By Michael Groh
Which of the following statements best describes your firm's relationship with your customer base?
1. I depend on my customer to help me achieve my personal and corporate financial goals.
2. My customer depends on me and my firm to help them effectively manage their pavement assets.
If statement #1 characterizes your approach in the pavement maintenance industry there is no reason to continue to read this article. I would suggest that you use your time to explore alternate careers as your current business model is seriously flawed for long-term success.
Agreement with statement #2 indicates that you and your firm are committed to developing and maintaining a long-term relationship with your customer base. One way to develop an interdependent relationship with your clients is to offer them a new approach to managing their pavement needs. Over the last three decades I have had the opportunity to work with a variety of facility and property managers throughout the United States and I continue to be amazed at how often maintaining this important property asset is often overlooked. Pavement maintenance is frequently a low priority that is woefully underfunded.
Here's a common situation I am sure you have encountered: A property manager gets a call regarding a pothole in the third aisle of the south parking lot. She contacts the maintenance personnel to place a barricade over the pothole to keep people from being injured or damaging their car. The barricade becomes a semi-permanent fixture in the south lot until someone has time to place temporary patch material in the hole. So often the approach is to apply a short-term "fix" that does not address the causes of the failure. After all, "it is just a parking lot" seems to be the sentiments of many property owners.
This scenario is certainly oversimplified, but unfortunately maintaining a parking lot in a proactive fashion is more the exception than the rule. When potholes begin to interconnect and the lot starts to look like a strip mining operation, it is often only then that budgets are submitted for repair of the pavement.
There are many reasons why maintaining a parking lot is not a priority. I've found that the primary reason is that managers often are not aware of the true value of their pavement asset. It is not uncommon that the replacement value of a hot mix asphalt parking lot can have a value in excess of $1 million based on a typical cost to install a parking stall with hot mix asphalt at $1,500 - $2,000 per stall.
The value of this asset is such that if the maintenance is overlooked for an extended period of time, the cost to replace it is often prohibitive in financial terms and the amount of "downtime" required to replace the lot is usually substantial. The property manager is then faced with using a "band-aid" approach that only exacerbates the problem. A "band-aided lot" is probably not the best first impression a company wants its customers and employees to have.
A potential solution to this reoccurring problem is to work with your client to develop an inventory of the current conditions and a long-term strategy to manage the pavement. This process is commonly referred to as a Pavement Management Program.
There are numerous interpretations of what elements comprise a Pavement Management Program (PMP). The earlier a PMP is begun, the greater the benefits the owner will experience. The key activities that comprise a PMP are:

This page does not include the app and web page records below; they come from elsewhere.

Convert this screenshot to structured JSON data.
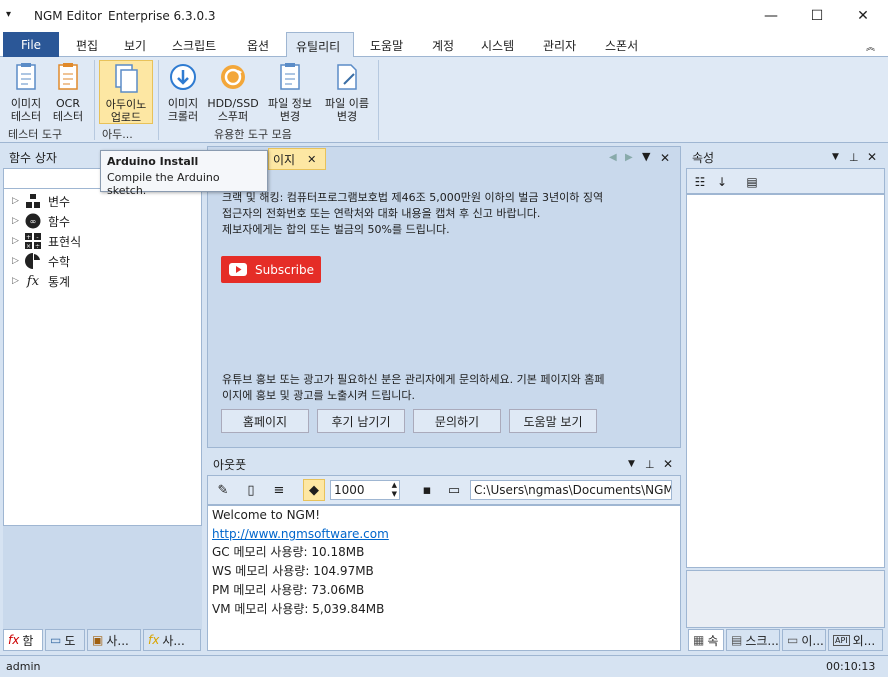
{
  "window": {
    "app_name": "NGM Editor",
    "edition": "Enterprise 6.3.0.3",
    "menu_glyph": "▾",
    "minimize": "—",
    "maximize": "☐",
    "close": "✕"
  },
  "menu": {
    "file": "File",
    "items": [
      "편집",
      "보기",
      "스크립트",
      "옵션",
      "유틸리티",
      "도움말",
      "계정",
      "시스템",
      "관리자",
      "스폰서"
    ],
    "collapse_glyph": "︽"
  },
  "ribbon": {
    "buttons": [
      {
        "label1": "이미지",
        "label2": "테스터",
        "icon": "image-tester-icon"
      },
      {
        "label1": "OCR",
        "label2": "테스터",
        "icon": "ocr-tester-icon"
      },
      {
        "label1": "아두이노",
        "label2": "업로드",
        "icon": "arduino-upload-icon"
      },
      {
        "label1": "이미지",
        "label2": "크롤러",
        "icon": "image-crawler-icon"
      },
      {
        "label1": "HDD/SSD",
        "label2": "스푸퍼",
        "icon": "spoofer-icon"
      },
      {
        "label1": "파일 정보",
        "label2": "변경",
        "icon": "file-info-icon"
      },
      {
        "label1": "파일 이름",
        "label2": "변경",
        "icon": "file-rename-icon"
      }
    ],
    "groups": [
      "테스터 도구",
      "아두...",
      "유용한 도구 모음"
    ]
  },
  "tooltip": {
    "title": "Arduino Install",
    "text": "Compile the Arduino sketch."
  },
  "left_panel": {
    "title": "함수 상자",
    "tree": [
      {
        "label": "변수",
        "icon": "variable-icon"
      },
      {
        "label": "함수",
        "icon": "function-icon"
      },
      {
        "label": "표현식",
        "icon": "expression-icon"
      },
      {
        "label": "수학",
        "icon": "math-icon"
      },
      {
        "label": "통계",
        "icon": "statistics-icon"
      }
    ],
    "bottom_tabs": [
      "함",
      "도",
      "사...",
      "사..."
    ]
  },
  "document": {
    "tab_label": "이지",
    "tab_close": "✕",
    "line1": "크랙 및 해킹: 컴퓨터프로그램보호법 제46조 5,000만원 이하의 벌금 3년이하 징역",
    "line2": "접근자의 전화번호 또는 연락처와 대화 내용을 캡쳐 후 신고 바랍니다.",
    "line3": "제보자에게는 합의 또는 벌금의 50%를 드립니다.",
    "subscribe": "Subscribe",
    "promo1": "유튜브 홍보 또는 광고가 필요하신 분은 관리자에게 문의하세요. 기본 페이지와 홈페",
    "promo2": "이지에 홍보 및 광고를 노출시켜 드립니다.",
    "buttons": [
      "홈페이지",
      "후기 남기기",
      "문의하기",
      "도움말 보기"
    ]
  },
  "output": {
    "title": "아웃풋",
    "value": "1000",
    "path": "C:\\Users\\ngmas\\Documents\\NGM6\\",
    "lines": [
      "Welcome to NGM!",
      "http://www.ngmsoftware.com",
      "GC 메모리 사용량: 10.18MB",
      "WS 메모리 사용량: 104.97MB",
      "PM 메모리 사용량: 73.06MB",
      "VM 메모리 사용량: 5,039.84MB"
    ]
  },
  "right_panel": {
    "title": "속성",
    "bottom_tabs": [
      "속",
      "스크...",
      "이...",
      "외..."
    ]
  },
  "status": {
    "user": "admin",
    "time": "00:10:13"
  },
  "colors": {
    "accent": "#2b5797",
    "subscribe": "#e52d27",
    "link": "#0066cc",
    "panel_bg": "#c9d9ec"
  }
}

- Pavement inventory/assessment
- Plans and specifications
- Tracking of maintenance and rehabilitation activities
In order to properly execute a cost-effective management program for pavements, it is important to have a comprehensive inventory of the facility's pavements. Prior to the fieldwork, the pavement area should be categorized into various sections by type of use, location, or condition. These various sections allow for more detail to be noted and will assist in the budgeting process.